Recently, my mom took the 23AndMe test to learn more about her ancestry and genetics. For those of you who don’t know, 23AndMe is a genetic testing service that can analyze ancestry and genetic predispositions through a saliva sample.
After taking this test, my mom discovered her blood is 99.9% Jewish Ashkenazi. I wondered what percentage of my blood was Jewish. She told me it didn’t really matter because based on the halachic law (Jewish law) of matrilineal descent. I was Jewish. This got me thinking: is it just our blood that makes us Jewish? Is it our values? Our customs and traditions? Or a mix of all these things?
Growing up in Toronto, I lived quite a sheltered life within the Jewish community. I went to a Jewish day school, Jewish high school, and Jewish camp. My volunteer hours were done at synagogue, and I always dressed in blue and white for Yom Ha’atzmaut. When Yom Kippur rolled around, I was able to fast without worrying about missing a test. I munched on my matzah pizza during Passover with my friends, and never questioned my Jewish identity. I lived, breathed, and acted Jewish, no matter what blood was running through my veins.
Then I came to Queen’s and things got a little tricky. I found myself unable to fast or go home for the holidays during midterms. One exam season, I nearly ordered a Domino’s pizza, forgetting it was Passover. I listened in class as one of my professors put down Israel and I didn’t say a word—it was a cold thing to do for a warm-blooded Jew.
I hadn’t forgotten I was Jewish, but I definitely felt disconnected. Aside from my blood, I really wasn’t acting very Jewish. Last year, my roommate, who was president of Queen’s Hillel at the time, asked me if I wanted to help out with set-up at a Shabbat dinner. I decided to tag along and help, not realizing a small act of kindness would help bring me back to my roots. I started helping out with Hillel events during my spare time and found that in addition to a great bagel brunch, I got to be around friends who share the same culture and values as me. This environment made me feel more at home.
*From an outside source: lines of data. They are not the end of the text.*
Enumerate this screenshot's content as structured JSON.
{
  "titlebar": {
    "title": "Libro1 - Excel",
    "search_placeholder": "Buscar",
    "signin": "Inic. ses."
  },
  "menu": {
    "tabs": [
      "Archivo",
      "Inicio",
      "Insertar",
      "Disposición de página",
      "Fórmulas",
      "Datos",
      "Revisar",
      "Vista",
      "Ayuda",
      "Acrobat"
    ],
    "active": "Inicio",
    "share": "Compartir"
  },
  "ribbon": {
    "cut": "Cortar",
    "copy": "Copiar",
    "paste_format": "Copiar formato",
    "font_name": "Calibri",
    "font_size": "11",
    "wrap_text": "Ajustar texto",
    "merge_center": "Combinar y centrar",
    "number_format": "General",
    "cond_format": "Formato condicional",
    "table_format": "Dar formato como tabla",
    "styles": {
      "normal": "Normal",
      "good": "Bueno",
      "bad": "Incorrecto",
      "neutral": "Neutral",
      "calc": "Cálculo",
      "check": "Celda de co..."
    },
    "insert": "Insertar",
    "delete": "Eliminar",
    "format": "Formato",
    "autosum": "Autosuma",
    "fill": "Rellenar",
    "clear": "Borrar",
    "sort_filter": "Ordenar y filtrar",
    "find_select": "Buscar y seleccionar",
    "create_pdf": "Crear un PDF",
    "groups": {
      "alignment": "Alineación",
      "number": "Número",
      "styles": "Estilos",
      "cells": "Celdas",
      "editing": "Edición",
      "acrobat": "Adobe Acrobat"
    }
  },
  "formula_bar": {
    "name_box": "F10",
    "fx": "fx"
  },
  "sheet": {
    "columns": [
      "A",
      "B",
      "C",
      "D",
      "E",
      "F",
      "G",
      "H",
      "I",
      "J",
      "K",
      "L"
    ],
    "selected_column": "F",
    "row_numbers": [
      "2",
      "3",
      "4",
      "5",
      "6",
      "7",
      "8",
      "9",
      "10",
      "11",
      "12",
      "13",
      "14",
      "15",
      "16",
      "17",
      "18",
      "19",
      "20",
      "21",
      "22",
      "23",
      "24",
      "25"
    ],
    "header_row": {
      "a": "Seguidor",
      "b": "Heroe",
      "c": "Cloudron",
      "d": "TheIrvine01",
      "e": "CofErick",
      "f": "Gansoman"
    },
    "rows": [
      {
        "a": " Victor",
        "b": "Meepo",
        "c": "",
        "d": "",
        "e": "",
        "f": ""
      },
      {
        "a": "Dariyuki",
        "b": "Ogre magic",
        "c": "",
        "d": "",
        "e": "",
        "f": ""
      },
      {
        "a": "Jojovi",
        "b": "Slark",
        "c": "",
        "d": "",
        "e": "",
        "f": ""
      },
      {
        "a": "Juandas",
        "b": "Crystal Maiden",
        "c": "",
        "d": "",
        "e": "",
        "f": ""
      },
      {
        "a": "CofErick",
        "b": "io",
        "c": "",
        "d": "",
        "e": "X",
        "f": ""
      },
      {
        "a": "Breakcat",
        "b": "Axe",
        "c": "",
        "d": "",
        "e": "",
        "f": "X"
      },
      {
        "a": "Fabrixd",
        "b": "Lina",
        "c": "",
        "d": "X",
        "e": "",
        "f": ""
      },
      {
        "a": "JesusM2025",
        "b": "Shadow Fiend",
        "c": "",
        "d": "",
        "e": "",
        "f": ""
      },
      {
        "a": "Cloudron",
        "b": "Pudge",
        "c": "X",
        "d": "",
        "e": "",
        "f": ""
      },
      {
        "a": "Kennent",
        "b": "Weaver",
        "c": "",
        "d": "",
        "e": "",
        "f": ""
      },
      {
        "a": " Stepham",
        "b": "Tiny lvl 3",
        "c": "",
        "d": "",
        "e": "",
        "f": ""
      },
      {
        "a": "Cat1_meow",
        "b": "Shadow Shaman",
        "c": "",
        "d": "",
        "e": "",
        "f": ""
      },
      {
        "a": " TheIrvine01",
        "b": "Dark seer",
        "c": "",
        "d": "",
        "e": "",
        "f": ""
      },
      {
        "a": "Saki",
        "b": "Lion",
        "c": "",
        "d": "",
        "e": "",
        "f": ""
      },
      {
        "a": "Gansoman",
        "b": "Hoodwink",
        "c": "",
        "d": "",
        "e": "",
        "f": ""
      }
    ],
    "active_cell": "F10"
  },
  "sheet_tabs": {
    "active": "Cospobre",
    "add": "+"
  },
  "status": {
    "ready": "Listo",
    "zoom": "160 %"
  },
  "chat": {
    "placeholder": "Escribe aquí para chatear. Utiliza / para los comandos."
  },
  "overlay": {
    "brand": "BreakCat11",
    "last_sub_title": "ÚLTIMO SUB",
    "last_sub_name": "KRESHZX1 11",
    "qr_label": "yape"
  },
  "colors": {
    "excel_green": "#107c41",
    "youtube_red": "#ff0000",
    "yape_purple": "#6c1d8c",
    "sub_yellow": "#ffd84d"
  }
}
University is a balance where we study and try to have a good time, but Judaism needs to be balanced too. Students can’t always eat kosher or keep Shabbat, but if we do absolutely nothing, it becomes more difficult to keep the connection alive. I believe being Jewish should be more than just a genetic trait. Joining Hillel helped me find that balance between living my secular life on campus but still having a place to explore my Jewish identity. Joining Hillel, or even just attending Hillel events, is an awesome way to stay connected to your Jewish roots and express your identity beyond your DNA makeup.